→ Task: Your output should match the listing below word for word, without any images.

-=-=-=-=-

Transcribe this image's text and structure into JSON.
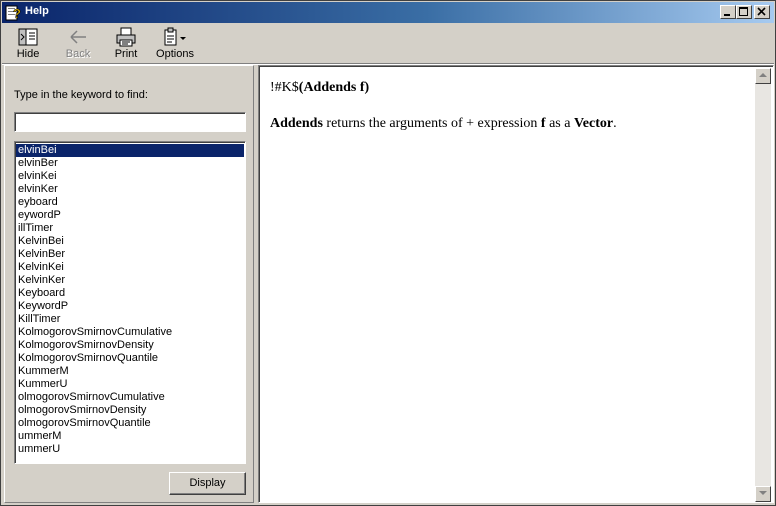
{
  "window": {
    "title": "Help",
    "controls": {
      "minimize": "minimize",
      "maximize": "maximize",
      "close": "close"
    }
  },
  "toolbar": {
    "hide_label": "Hide",
    "back_label": "Back",
    "print_label": "Print",
    "options_label": "Options"
  },
  "index": {
    "keyword_label": "Type in the keyword to find:",
    "keyword_value": "",
    "selected_index": 0,
    "items": [
      "elvinBei",
      "elvinBer",
      "elvinKei",
      "elvinKer",
      "eyboard",
      "eywordP",
      "illTimer",
      "KelvinBei",
      "KelvinBer",
      "KelvinKei",
      "KelvinKer",
      "Keyboard",
      "KeywordP",
      "KillTimer",
      "KolmogorovSmirnovCumulative",
      "KolmogorovSmirnovDensity",
      "KolmogorovSmirnovQuantile",
      "KummerM",
      "KummerU",
      "olmogorovSmirnovCumulative",
      "olmogorovSmirnovDensity",
      "olmogorovSmirnovQuantile",
      "ummerM",
      "ummerU"
    ],
    "display_label": "Display"
  },
  "topic": {
    "heading_prefix": "!#K$",
    "heading_bold": "(Addends f)",
    "body": {
      "term": "Addends",
      "t1": " returns the arguments of + expression ",
      "arg": "f",
      "t2": " as a ",
      "type": "Vector",
      "t3": "."
    }
  }
}
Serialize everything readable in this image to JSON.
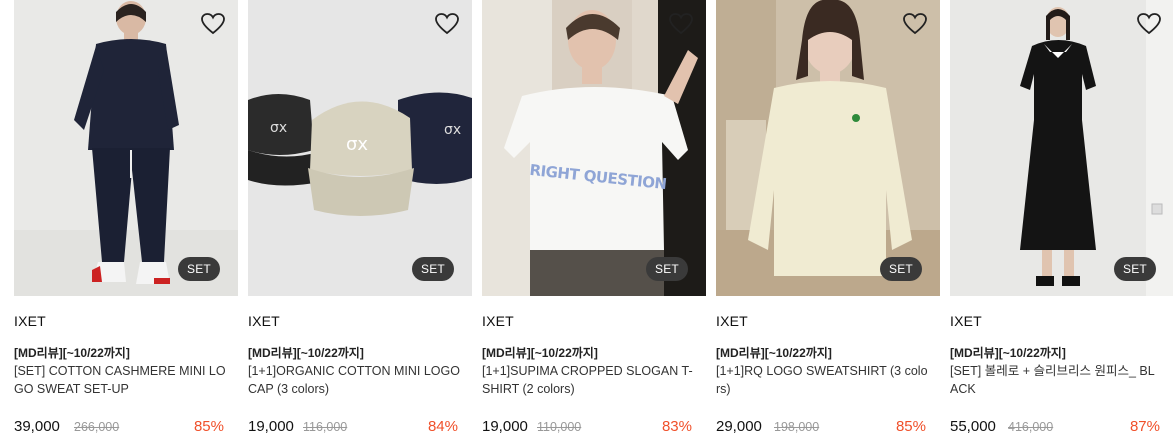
{
  "products": [
    {
      "brand": "IXET",
      "tag": "[MD리뷰][~10/22까지]",
      "name": "[SET] COTTON CASHMERE MINI LOGO SWEAT SET-UP",
      "price": "39,000",
      "original_price": "266,000",
      "discount": "85%",
      "badge": "SET",
      "wishlist_icon": "heart-outline-icon",
      "colors": {
        "bg": "#e9e9e7",
        "item": "#1f2438"
      }
    },
    {
      "brand": "IXET",
      "tag": "[MD리뷰][~10/22까지]",
      "name": "[1+1]ORGANIC COTTON MINI LOGO CAP (3 colors)",
      "price": "19,000",
      "original_price": "116,000",
      "discount": "84%",
      "badge": "SET",
      "wishlist_icon": "heart-outline-icon",
      "colors": {
        "bg": "#e6e6e6",
        "item": "#d7d2bf"
      }
    },
    {
      "brand": "IXET",
      "tag": "[MD리뷰][~10/22까지]",
      "name": "[1+1]SUPIMA CROPPED SLOGAN T-SHIRT (2 colors)",
      "price": "19,000",
      "original_price": "110,000",
      "discount": "83%",
      "badge": "SET",
      "wishlist_icon": "heart-outline-icon",
      "print_text": "RIGHT QUESTION",
      "colors": {
        "bg": "#d9cfc2",
        "item": "#f7f7f5"
      }
    },
    {
      "brand": "IXET",
      "tag": "[MD리뷰][~10/22까지]",
      "name": "[1+1]RQ LOGO SWEATSHIRT (3 colors)",
      "price": "29,000",
      "original_price": "198,000",
      "discount": "85%",
      "badge": "SET",
      "wishlist_icon": "heart-outline-icon",
      "colors": {
        "bg": "#cdbfa9",
        "item": "#f0ebd2"
      }
    },
    {
      "brand": "IXET",
      "tag": "[MD리뷰][~10/22까지]",
      "name": "[SET] 볼레로 + 슬리브리스 원피스_ BLACK",
      "price": "55,000",
      "original_price": "416,000",
      "discount": "87%",
      "badge": "SET",
      "wishlist_icon": "heart-outline-icon",
      "colors": {
        "bg": "#e8e8e6",
        "item": "#141414"
      }
    }
  ]
}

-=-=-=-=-

→ Exercise answer:
Transcribe this image's text and structure into JSON.
{
  "window": {
    "title": "Help",
    "controls": {
      "minimize": "minimize",
      "maximize": "maximize",
      "close": "close"
    }
  },
  "toolbar": {
    "hide_label": "Hide",
    "back_label": "Back",
    "print_label": "Print",
    "options_label": "Options"
  },
  "index": {
    "keyword_label": "Type in the keyword to find:",
    "keyword_value": "",
    "selected_index": 0,
    "items": [
      "elvinBei",
      "elvinBer",
      "elvinKei",
      "elvinKer",
      "eyboard",
      "eywordP",
      "illTimer",
      "KelvinBei",
      "KelvinBer",
      "KelvinKei",
      "KelvinKer",
      "Keyboard",
      "KeywordP",
      "KillTimer",
      "KolmogorovSmirnovCumulative",
      "KolmogorovSmirnovDensity",
      "KolmogorovSmirnovQuantile",
      "KummerM",
      "KummerU",
      "olmogorovSmirnovCumulative",
      "olmogorovSmirnovDensity",
      "olmogorovSmirnovQuantile",
      "ummerM",
      "ummerU"
    ],
    "display_label": "Display"
  },
  "topic": {
    "heading_prefix": "!#K$",
    "heading_bold": "(Addends f)",
    "body": {
      "term": "Addends",
      "t1": " returns the arguments of + expression ",
      "arg": "f",
      "t2": " as a ",
      "type": "Vector",
      "t3": "."
    }
  }
}
Serialize everything readable in this image to JSON.
{
  "products": [
    {
      "brand": "IXET",
      "tag": "[MD리뷰][~10/22까지]",
      "name": "[SET] COTTON CASHMERE MINI LOGO SWEAT SET-UP",
      "price": "39,000",
      "original_price": "266,000",
      "discount": "85%",
      "badge": "SET",
      "wishlist_icon": "heart-outline-icon",
      "colors": {
        "bg": "#e9e9e7",
        "item": "#1f2438"
      }
    },
    {
      "brand": "IXET",
      "tag": "[MD리뷰][~10/22까지]",
      "name": "[1+1]ORGANIC COTTON MINI LOGO CAP (3 colors)",
      "price": "19,000",
      "original_price": "116,000",
      "discount": "84%",
      "badge": "SET",
      "wishlist_icon": "heart-outline-icon",
      "colors": {
        "bg": "#e6e6e6",
        "item": "#d7d2bf"
      }
    },
    {
      "brand": "IXET",
      "tag": "[MD리뷰][~10/22까지]",
      "name": "[1+1]SUPIMA CROPPED SLOGAN T-SHIRT (2 colors)",
      "price": "19,000",
      "original_price": "110,000",
      "discount": "83%",
      "badge": "SET",
      "wishlist_icon": "heart-outline-icon",
      "print_text": "RIGHT QUESTION",
      "colors": {
        "bg": "#d9cfc2",
        "item": "#f7f7f5"
      }
    },
    {
      "brand": "IXET",
      "tag": "[MD리뷰][~10/22까지]",
      "name": "[1+1]RQ LOGO SWEATSHIRT (3 colors)",
      "price": "29,000",
      "original_price": "198,000",
      "discount": "85%",
      "badge": "SET",
      "wishlist_icon": "heart-outline-icon",
      "colors": {
        "bg": "#cdbfa9",
        "item": "#f0ebd2"
      }
    },
    {
      "brand": "IXET",
      "tag": "[MD리뷰][~10/22까지]",
      "name": "[SET] 볼레로 + 슬리브리스 원피스_ BLACK",
      "price": "55,000",
      "original_price": "416,000",
      "discount": "87%",
      "badge": "SET",
      "wishlist_icon": "heart-outline-icon",
      "colors": {
        "bg": "#e8e8e6",
        "item": "#141414"
      }
    }
  ]
}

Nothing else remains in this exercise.